This exhibition is right next door to a small park, the Giardino della Marinaressa, hosting outdoor works by Ursula Von Rydingsvard. This is a Yorkshire Sculpture Park project where the garden renovation was central. This is not the Giardini itself, more the last bit of green on your way to Piazza San Marco. This park was in a sorry state before YSP, in collaboration with the Comune di Venezia, sorted it all out. Apparently the locals are delighted that they actually get something concrete and beneficial out of the biennale - beyond the paying, braying guests who descend on their city. There was a semi authoritative venetian gentleman there when I visited, trying not to smile as he kept telling people kindly to keep off the grass.

In the end, my apologies must go out to Kate MccGwire, whose work is part of a collateral event Glasstress 2015. There are some 50 works by contemporary artists within the overall show, presented by The State Hermitage Museum & Berengo Studio. I dearly wanted to go and see her work. I had made my way over there the previous day but it was closed for some reason. By the time I had again snails paced my way back to the Palazzo Cavalli Franchetti on the day I was leaving, those final stairs up to the exhibition were going to be too much. Crossing the Ponte dell’Accademia itself just about killed me!

As I left for the airport I still had the sound of cello, violin, bass, dub and the voice of Ghetto Priest in my head and I was glad for it. "And alas! I am weary, weary O".

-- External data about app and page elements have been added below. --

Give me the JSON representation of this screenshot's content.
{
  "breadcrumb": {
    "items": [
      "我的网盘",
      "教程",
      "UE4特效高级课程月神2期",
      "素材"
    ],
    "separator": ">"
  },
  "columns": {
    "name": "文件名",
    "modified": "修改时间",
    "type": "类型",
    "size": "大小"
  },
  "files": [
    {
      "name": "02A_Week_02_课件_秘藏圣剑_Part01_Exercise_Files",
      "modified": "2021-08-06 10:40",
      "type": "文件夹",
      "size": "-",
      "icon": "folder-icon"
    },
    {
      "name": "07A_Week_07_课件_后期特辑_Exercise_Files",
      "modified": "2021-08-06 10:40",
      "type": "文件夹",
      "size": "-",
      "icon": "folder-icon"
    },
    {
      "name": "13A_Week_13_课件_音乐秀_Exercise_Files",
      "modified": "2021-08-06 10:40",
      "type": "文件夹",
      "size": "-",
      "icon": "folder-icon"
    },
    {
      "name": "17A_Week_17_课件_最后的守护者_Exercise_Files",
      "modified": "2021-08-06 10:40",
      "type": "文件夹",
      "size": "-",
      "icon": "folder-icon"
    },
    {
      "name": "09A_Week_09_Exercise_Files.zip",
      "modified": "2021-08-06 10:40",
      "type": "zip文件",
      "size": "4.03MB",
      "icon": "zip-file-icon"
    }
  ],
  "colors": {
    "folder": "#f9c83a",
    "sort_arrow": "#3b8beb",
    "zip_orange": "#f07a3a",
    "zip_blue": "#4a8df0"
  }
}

Aeneas Wilder
May 14 2015



homeexhibitionsprojectsvideowritings linkscontact
All images and text copyright © aeneas wilder